China’s resistance to a sudden, sharp revaluation of the Renminbi is based on avoiding the Japanese experience. China’s response to the global financial crisis, which triggered a large fall in Chinese exports and a slowdown in economic activity, is similar to that of Japan following the Plaza Accord. Recent Chinese growth has been driven by a rapid expansion of credit that has driven an investment boom.
Becoming Poor Before Getting Rich
As with the global economy, there are many points of correlation and divergence between the positions of Japan in the early 1990s and China today.
Investment levels are high, in similar areas like real estate and infrastructure. Chinese fixed investment at around 50% of gross domestic product (GDP) is higher than Japan’s peak by around 10% and well above that for most developed countries of around 20%.
Like Japan before it, China’s banking system is vulnerable. Rather than budget deficits, China has used directed bank lending to specially targeted projects to maintain high levels of growth.
The reliance on overvalued assets as collateral, and infrastructure projects with insufficient cash flows to service the debt, means that many loans will not be repaid. These bad loans may trigger a banking crisis or absorb a significant portion of China's large pool of savings and income, reducing the economy’s growth potential.
At the onset of its crisis, Japan was a much richer country than China, providing it with a significant advantage in dealing with the slowdown. Japan also possessed a reputable education system, strong innovation, technology, and a stoic work ethic that helped with adjustment. Japan’s world-class manufacturing skills and significant intellectual property in electronics and heavy industry made it less reliant on cheap labor, allowing the nation to defer but not entirely avoid the problems.

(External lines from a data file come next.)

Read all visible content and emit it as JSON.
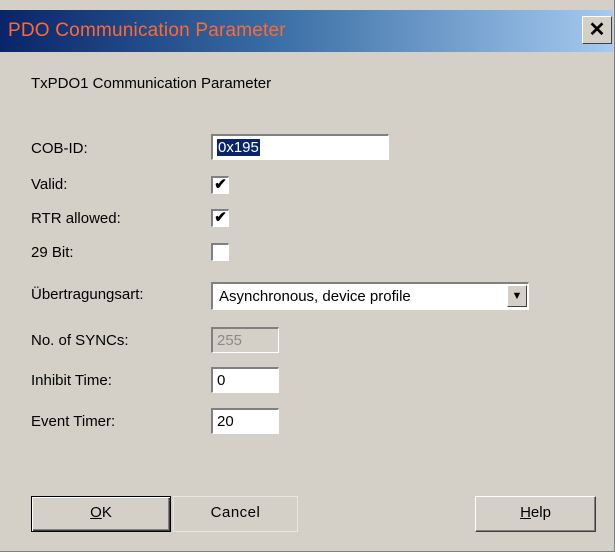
{
  "window": {
    "title": "PDO Communication Parameter",
    "close_glyph": "✕"
  },
  "section_title": "TxPDO1 Communication Parameter",
  "fields": {
    "cob_id": {
      "label": "COB-ID:",
      "value": "0x195"
    },
    "valid": {
      "label": "Valid:",
      "checked": true,
      "glyph": "✔"
    },
    "rtr_allowed": {
      "label": "RTR allowed:",
      "checked": true,
      "glyph": "✔"
    },
    "bit29": {
      "label": "29 Bit:",
      "checked": false,
      "glyph": ""
    },
    "uebertragungsart": {
      "label": "Übertragungsart:",
      "value": "Asynchronous, device profile",
      "arrow_glyph": "▼"
    },
    "no_of_syncs": {
      "label": "No. of SYNCs:",
      "value": "255",
      "disabled": true
    },
    "inhibit_time": {
      "label": "Inhibit Time:",
      "value": "0"
    },
    "event_timer": {
      "label": "Event Timer:",
      "value": "20"
    }
  },
  "buttons": {
    "ok": {
      "accel": "O",
      "rest": "K"
    },
    "cancel": {
      "label": "Cancel"
    },
    "help": {
      "accel": "H",
      "rest": "elp"
    }
  },
  "colors": {
    "title_text": "#ff6a30",
    "title_gradient_start": "#0a246a",
    "title_gradient_end": "#a6caf0",
    "dialog_bg": "#d4d0c8",
    "selection": "#0a246a"
  }
}
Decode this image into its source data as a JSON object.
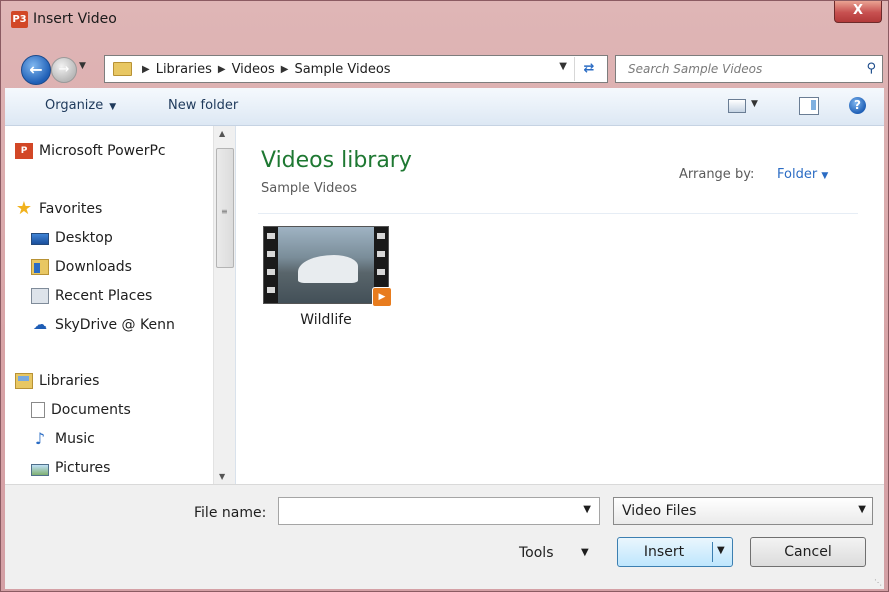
{
  "window": {
    "title": "Insert Video",
    "app_icon": "P3",
    "close_label": "X"
  },
  "nav": {
    "back_icon": "back-arrow",
    "forward_icon": "forward-arrow"
  },
  "address": {
    "breadcrumbs": [
      "Libraries",
      "Videos",
      "Sample Videos"
    ]
  },
  "search": {
    "placeholder": "Search Sample Videos"
  },
  "toolbar": {
    "organize": "Organize",
    "new_folder": "New folder"
  },
  "nav_pane": {
    "items": [
      {
        "label": "Microsoft PowerPc",
        "icon": "powerpoint-icon"
      },
      {
        "label": "Favorites",
        "icon": "star-icon"
      },
      {
        "label": "Desktop",
        "icon": "desktop-icon"
      },
      {
        "label": "Downloads",
        "icon": "downloads-icon"
      },
      {
        "label": "Recent Places",
        "icon": "recent-places-icon"
      },
      {
        "label": "SkyDrive @ Kenn",
        "icon": "skydrive-icon"
      },
      {
        "label": "Libraries",
        "icon": "libraries-icon"
      },
      {
        "label": "Documents",
        "icon": "documents-icon"
      },
      {
        "label": "Music",
        "icon": "music-icon"
      },
      {
        "label": "Pictures",
        "icon": "pictures-icon"
      }
    ]
  },
  "main": {
    "library_title": "Videos library",
    "library_subtitle": "Sample Videos",
    "arrange_label": "Arrange by:",
    "arrange_value": "Folder",
    "files": [
      {
        "name": "Wildlife"
      }
    ]
  },
  "bottom": {
    "file_name_label": "File name:",
    "file_name_value": "",
    "file_type": "Video Files",
    "tools_label": "Tools",
    "insert_label": "Insert",
    "cancel_label": "Cancel"
  },
  "colors": {
    "accent": "#2b6cc4",
    "library_title": "#1e7832",
    "title_bar": "#d8a3a6"
  }
}
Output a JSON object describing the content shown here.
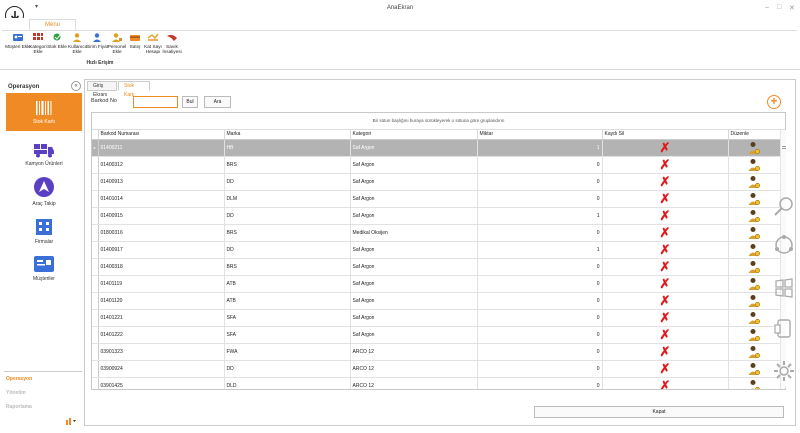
{
  "window": {
    "title": "AnaEkran",
    "qat": "▾",
    "min": "–",
    "max": "□",
    "close": "✕"
  },
  "ribbon": {
    "tab": "Menu",
    "group_label": "Hızlı Erişim",
    "buttons": [
      {
        "label": "Müşteri Ekle",
        "icon": "customer-add-icon"
      },
      {
        "label": "Kategori Ekle",
        "icon": "category-add-icon"
      },
      {
        "label": "Stok Ekle",
        "icon": "stock-add-icon"
      },
      {
        "label": "Kullanıcı Ekle",
        "icon": "user-add-icon"
      },
      {
        "label": "Birim Fiyat",
        "icon": "unit-price-icon"
      },
      {
        "label": "Personel Ekle",
        "icon": "staff-add-icon"
      },
      {
        "label": "Satış",
        "icon": "sales-icon"
      },
      {
        "label": "Kat Sayı Hesapı",
        "icon": "coefficient-icon"
      },
      {
        "label": "Savık İnsaliyesi",
        "icon": "delivery-icon"
      }
    ]
  },
  "sidebar": {
    "title": "Operasyon",
    "collapse": "«",
    "items": [
      {
        "label": "Stok Kartı",
        "icon": "barcode-icon"
      },
      {
        "label": "Kamyon Ürünleri",
        "icon": "truck-icon"
      },
      {
        "label": "Araç Takip",
        "icon": "navigation-icon"
      },
      {
        "label": "Firmalar",
        "icon": "building-icon"
      },
      {
        "label": "Müşteriler",
        "icon": "contact-card-icon"
      }
    ],
    "bottom": [
      "Operasyon",
      "Yönetim",
      "Raporlama"
    ]
  },
  "tabs": [
    "Giriş Ekranı",
    "Stok Kartı"
  ],
  "search": {
    "label": "Barkod No",
    "value": "",
    "find": "Bul",
    "search": "Ara"
  },
  "grid": {
    "group_hint": "Bir sütun başlığını buraya sürükleyerek o sütuna göre gruplandırın",
    "columns": [
      "Barkod Numarası",
      "Marka",
      "Kategori",
      "Miktar",
      "Kaydı Sil",
      "Düzenle"
    ],
    "rows": [
      [
        "01400211",
        "HB",
        "Saf Argon",
        "1"
      ],
      [
        "01400312",
        "BRS",
        "Saf Argon",
        "0"
      ],
      [
        "01400913",
        "DD",
        "Saf Argon",
        "0"
      ],
      [
        "01401014",
        "DLM",
        "Saf Argon",
        "0"
      ],
      [
        "01400915",
        "DD",
        "Saf Argon",
        "1"
      ],
      [
        "01800316",
        "BRS",
        "Medikal Oksijen",
        "0"
      ],
      [
        "01400917",
        "DD",
        "Saf Argon",
        "1"
      ],
      [
        "01400318",
        "BRS",
        "Saf Argon",
        "0"
      ],
      [
        "01401119",
        "ATB",
        "Saf Argon",
        "0"
      ],
      [
        "01401120",
        "ATB",
        "Saf Argon",
        "0"
      ],
      [
        "01401221",
        "SFA",
        "Saf Argon",
        "0"
      ],
      [
        "01401222",
        "SFA",
        "Saf Argon",
        "0"
      ],
      [
        "03901323",
        "FWA",
        "ARCO 12",
        "0"
      ],
      [
        "03900924",
        "DD",
        "ARCO 12",
        "0"
      ],
      [
        "03901425",
        "DLD",
        "ARCO 12",
        "0"
      ]
    ]
  },
  "close_label": "Kapat",
  "colors": {
    "accent": "#f08a24",
    "delete": "#e01a1a",
    "selected_row": "#b3b3b3"
  }
}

In contrast, China relies on cheap labor to assemble or manufacture products for export using imported materials. The shortage in availability of labor and rising wages are increasingly reducing competitiveness. China’s attempts at innovation and high technology manufacturing are still nascent.
Chinese authorities admit that the credit-driven investment strategy in response to the global financial crisis increased domestic imbalances and resulted in misallocation of capital, unproductive investments, and loan losses at government-owned banks. China faces significant challenges in shifting away from its investment-led growth model. Growth based on endless subsidized expansion of capacity is increasingly not viable. Attempts to continue the present strategy or a failure to adjust may cause an economic slowdown, greater than forecast with consequences for China’s social and political stability.
In recent years, popular awe at the achievements of China has increased. But it is entirely possible that China’s spectacular success could end in surprising failure if the country fails to make the needed economic transition. The question now: Can China avoid “turning Japanese?”
Until 1990, Japan was highly successful, growing strongly with only brief interruptions. Since 1990, after the bubble economy burst, Japan has been mired in almost two decades of uninterrupted stagnation.
The Japanese experience suggests that the state can provide palliative care to an economy in crisis but may have limited ability to restore economic health. The real lesson from Japan is that the only safe option to prevent a prolonged period of stagnation is to avoid a debt-fuelled bubble and subsequent build-up of public debt in the first place
. But then again... it is too late for that!